Data in this exercise START
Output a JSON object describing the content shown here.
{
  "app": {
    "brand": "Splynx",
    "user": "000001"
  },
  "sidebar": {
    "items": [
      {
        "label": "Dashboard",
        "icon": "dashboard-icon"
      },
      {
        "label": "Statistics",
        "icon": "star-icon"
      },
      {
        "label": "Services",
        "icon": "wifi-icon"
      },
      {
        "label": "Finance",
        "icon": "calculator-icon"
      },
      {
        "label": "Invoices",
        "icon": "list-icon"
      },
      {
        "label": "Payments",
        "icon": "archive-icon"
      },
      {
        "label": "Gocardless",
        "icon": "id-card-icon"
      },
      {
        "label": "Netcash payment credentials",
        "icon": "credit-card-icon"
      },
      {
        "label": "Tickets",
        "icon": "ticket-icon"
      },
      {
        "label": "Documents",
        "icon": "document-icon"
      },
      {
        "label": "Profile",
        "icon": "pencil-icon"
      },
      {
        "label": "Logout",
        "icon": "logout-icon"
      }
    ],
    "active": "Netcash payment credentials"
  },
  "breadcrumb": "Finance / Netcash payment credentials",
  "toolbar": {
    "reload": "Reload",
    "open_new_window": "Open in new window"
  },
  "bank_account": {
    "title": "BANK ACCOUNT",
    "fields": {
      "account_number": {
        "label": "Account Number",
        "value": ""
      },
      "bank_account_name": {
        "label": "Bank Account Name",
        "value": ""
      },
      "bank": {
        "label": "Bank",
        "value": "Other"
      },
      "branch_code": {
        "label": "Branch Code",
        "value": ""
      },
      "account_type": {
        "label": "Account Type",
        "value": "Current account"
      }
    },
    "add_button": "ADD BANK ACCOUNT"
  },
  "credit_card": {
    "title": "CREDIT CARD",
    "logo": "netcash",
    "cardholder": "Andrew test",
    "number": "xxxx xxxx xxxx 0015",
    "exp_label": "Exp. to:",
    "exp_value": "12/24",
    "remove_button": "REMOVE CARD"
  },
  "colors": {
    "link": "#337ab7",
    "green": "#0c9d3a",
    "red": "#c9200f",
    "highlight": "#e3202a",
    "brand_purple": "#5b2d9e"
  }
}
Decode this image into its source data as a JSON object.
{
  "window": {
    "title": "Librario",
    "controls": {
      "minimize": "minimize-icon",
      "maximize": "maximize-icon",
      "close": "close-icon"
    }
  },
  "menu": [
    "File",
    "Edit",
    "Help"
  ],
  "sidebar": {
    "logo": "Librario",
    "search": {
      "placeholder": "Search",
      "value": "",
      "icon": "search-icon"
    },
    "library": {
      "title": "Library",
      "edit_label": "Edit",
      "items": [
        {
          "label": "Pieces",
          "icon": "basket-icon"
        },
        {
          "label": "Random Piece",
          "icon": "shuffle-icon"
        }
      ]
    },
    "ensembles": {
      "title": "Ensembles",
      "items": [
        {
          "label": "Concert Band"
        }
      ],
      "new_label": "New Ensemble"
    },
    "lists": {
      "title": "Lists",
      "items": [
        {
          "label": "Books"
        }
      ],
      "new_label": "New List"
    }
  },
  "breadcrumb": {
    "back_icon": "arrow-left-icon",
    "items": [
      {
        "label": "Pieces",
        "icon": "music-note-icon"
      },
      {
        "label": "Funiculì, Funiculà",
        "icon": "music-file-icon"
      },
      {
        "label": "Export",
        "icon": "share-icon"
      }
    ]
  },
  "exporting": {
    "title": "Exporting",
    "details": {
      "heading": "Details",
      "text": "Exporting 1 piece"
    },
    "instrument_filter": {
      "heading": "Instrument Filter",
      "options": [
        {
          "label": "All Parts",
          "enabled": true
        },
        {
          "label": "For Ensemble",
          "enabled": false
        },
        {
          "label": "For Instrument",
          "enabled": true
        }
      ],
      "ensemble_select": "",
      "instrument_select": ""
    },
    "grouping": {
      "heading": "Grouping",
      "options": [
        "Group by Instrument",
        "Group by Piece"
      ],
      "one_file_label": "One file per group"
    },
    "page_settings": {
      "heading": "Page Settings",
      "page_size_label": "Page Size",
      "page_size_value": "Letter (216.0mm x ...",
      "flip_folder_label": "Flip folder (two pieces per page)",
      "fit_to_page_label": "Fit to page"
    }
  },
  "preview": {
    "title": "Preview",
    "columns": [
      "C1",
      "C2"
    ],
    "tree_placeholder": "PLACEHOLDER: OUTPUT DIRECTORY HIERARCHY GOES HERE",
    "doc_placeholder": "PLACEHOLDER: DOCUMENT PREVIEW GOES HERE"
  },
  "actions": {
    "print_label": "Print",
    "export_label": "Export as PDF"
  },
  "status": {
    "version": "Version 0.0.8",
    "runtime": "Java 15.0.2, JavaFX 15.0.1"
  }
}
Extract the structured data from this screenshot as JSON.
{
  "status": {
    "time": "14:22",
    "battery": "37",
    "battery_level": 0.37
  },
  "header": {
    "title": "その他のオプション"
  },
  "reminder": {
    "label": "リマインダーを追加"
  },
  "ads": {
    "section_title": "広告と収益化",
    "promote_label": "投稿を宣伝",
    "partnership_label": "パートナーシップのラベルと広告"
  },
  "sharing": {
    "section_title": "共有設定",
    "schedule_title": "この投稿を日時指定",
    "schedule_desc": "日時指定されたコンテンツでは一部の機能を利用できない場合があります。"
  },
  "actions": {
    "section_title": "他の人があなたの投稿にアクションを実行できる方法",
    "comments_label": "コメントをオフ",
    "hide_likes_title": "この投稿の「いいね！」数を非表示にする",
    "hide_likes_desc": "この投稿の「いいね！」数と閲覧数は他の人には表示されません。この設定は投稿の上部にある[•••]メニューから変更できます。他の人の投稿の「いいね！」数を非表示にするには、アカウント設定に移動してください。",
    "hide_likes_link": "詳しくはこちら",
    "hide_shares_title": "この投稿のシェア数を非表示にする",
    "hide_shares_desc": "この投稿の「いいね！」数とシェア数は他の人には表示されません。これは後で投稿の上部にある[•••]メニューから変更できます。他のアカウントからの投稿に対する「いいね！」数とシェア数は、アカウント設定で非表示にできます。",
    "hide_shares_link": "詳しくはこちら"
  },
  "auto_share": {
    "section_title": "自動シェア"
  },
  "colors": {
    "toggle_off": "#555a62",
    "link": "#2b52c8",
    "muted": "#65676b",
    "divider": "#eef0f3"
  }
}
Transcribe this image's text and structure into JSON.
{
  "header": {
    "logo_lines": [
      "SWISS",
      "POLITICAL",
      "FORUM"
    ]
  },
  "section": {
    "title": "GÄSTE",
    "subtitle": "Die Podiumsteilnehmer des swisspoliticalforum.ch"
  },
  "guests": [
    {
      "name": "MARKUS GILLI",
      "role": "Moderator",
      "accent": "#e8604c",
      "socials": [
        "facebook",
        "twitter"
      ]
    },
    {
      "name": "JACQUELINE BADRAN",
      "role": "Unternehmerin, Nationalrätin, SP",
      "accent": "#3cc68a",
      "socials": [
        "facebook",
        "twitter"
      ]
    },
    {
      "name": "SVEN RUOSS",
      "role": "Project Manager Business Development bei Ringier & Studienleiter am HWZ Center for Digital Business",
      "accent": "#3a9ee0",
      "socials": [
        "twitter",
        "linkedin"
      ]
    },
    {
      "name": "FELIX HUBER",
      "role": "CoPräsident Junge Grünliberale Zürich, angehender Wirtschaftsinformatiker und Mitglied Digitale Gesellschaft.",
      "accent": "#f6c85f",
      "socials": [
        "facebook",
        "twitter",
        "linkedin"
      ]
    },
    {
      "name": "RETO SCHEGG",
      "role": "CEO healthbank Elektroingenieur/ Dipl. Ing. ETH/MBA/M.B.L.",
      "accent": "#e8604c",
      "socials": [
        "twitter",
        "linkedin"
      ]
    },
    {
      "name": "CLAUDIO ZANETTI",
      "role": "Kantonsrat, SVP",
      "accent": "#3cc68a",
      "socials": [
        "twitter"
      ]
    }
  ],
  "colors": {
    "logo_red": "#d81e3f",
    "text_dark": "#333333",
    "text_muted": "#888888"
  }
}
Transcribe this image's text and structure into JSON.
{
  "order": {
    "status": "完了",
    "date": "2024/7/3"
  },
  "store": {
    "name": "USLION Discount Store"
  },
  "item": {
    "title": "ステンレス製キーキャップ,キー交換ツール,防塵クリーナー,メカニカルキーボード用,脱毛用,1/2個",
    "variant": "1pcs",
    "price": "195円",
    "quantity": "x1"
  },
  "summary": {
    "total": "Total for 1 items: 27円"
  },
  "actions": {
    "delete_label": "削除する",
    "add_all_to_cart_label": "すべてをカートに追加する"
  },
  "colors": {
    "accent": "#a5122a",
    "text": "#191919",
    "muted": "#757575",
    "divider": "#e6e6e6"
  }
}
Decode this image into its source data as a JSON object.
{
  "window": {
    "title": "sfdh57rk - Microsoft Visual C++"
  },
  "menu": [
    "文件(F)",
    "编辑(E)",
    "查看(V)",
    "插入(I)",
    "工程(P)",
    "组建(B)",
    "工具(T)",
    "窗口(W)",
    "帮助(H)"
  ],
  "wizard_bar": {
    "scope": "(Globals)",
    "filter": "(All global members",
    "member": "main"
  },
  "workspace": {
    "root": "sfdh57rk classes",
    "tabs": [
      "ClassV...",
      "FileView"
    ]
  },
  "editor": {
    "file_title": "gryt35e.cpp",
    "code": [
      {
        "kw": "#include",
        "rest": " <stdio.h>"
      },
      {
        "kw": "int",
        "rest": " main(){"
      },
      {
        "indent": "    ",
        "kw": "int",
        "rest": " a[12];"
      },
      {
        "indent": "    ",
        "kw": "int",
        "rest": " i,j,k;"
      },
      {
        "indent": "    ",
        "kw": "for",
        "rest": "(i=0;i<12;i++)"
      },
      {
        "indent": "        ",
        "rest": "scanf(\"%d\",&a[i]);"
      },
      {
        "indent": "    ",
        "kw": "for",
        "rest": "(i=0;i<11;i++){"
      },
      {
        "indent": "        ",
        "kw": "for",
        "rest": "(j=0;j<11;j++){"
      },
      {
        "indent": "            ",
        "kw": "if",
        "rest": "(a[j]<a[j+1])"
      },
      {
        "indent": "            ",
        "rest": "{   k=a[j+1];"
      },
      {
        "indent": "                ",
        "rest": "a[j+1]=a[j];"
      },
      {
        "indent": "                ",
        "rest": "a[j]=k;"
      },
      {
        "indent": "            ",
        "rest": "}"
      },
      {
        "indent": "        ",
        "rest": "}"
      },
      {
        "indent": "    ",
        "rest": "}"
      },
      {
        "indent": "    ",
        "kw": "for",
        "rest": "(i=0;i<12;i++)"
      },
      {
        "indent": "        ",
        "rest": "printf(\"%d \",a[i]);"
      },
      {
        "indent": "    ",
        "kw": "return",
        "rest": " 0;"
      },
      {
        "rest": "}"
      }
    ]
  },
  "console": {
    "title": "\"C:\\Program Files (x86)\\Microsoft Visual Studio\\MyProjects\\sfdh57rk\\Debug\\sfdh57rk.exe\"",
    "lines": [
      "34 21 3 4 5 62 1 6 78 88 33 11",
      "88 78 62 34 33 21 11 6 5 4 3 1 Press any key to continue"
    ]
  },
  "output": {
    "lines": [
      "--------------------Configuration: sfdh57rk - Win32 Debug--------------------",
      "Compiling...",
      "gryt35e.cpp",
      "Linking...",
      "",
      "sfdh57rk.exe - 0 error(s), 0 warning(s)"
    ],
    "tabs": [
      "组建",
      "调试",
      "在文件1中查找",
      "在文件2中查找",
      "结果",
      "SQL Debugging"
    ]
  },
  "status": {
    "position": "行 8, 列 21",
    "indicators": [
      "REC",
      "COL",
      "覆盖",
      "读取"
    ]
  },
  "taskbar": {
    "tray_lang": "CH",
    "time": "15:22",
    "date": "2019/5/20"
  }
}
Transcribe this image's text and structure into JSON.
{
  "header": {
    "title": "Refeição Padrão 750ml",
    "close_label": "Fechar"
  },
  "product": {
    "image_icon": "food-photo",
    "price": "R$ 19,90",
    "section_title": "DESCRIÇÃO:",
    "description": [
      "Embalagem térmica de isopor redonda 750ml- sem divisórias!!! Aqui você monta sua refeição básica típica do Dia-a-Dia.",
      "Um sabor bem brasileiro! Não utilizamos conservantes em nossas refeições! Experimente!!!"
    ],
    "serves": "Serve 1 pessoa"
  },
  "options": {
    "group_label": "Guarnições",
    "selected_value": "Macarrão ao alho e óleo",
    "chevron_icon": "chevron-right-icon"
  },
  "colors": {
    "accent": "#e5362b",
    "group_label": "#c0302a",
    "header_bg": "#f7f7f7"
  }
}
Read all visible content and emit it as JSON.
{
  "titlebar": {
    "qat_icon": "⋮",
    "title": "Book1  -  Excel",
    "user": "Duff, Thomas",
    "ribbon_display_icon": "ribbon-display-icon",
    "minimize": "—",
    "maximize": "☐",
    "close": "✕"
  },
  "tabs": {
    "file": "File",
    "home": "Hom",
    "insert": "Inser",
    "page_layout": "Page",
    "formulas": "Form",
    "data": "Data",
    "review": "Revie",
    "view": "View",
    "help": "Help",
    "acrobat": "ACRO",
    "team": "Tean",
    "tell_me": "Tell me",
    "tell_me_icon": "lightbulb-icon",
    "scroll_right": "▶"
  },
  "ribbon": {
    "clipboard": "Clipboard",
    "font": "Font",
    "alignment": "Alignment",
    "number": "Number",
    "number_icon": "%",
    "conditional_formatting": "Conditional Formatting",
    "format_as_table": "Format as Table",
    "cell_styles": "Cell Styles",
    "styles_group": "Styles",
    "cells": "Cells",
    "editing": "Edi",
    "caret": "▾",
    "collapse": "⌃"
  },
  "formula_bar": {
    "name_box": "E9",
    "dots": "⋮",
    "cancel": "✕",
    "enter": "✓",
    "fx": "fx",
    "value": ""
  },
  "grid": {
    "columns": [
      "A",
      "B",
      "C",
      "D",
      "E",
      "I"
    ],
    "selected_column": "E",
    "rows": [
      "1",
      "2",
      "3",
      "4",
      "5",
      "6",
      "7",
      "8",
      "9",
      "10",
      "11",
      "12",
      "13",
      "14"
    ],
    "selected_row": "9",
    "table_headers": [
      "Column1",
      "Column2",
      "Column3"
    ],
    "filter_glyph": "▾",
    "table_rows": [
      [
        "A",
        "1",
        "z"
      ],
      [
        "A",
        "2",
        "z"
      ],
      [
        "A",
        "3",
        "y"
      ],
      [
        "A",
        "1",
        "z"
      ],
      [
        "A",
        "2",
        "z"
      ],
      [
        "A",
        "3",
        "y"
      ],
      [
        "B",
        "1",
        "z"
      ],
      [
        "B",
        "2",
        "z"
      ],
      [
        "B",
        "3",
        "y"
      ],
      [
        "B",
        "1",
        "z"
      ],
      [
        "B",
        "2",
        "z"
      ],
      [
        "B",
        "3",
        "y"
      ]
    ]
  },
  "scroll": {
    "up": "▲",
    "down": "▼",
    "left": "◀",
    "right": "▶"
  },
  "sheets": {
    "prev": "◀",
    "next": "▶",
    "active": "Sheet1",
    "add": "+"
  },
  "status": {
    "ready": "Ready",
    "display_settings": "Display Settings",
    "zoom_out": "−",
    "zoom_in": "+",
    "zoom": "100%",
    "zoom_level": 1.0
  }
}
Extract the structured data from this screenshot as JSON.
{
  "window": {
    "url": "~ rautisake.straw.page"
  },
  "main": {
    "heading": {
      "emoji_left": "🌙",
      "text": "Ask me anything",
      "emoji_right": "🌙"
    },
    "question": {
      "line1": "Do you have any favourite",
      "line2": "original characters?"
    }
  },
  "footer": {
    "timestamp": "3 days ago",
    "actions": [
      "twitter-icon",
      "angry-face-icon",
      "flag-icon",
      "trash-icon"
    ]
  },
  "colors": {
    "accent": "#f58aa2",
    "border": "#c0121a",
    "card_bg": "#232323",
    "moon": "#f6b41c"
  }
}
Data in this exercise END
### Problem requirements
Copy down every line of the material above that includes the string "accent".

### Written answer
      "accent": "#e8604c",
      "accent": "#3cc68a",
      "accent": "#3a9ee0",
      "accent": "#f6c85f",
      "accent": "#e8604c",
      "accent": "#3cc68a",
    "accent": "#a5122a",
    "accent": "#e5362b",
    "accent": "#f58aa2",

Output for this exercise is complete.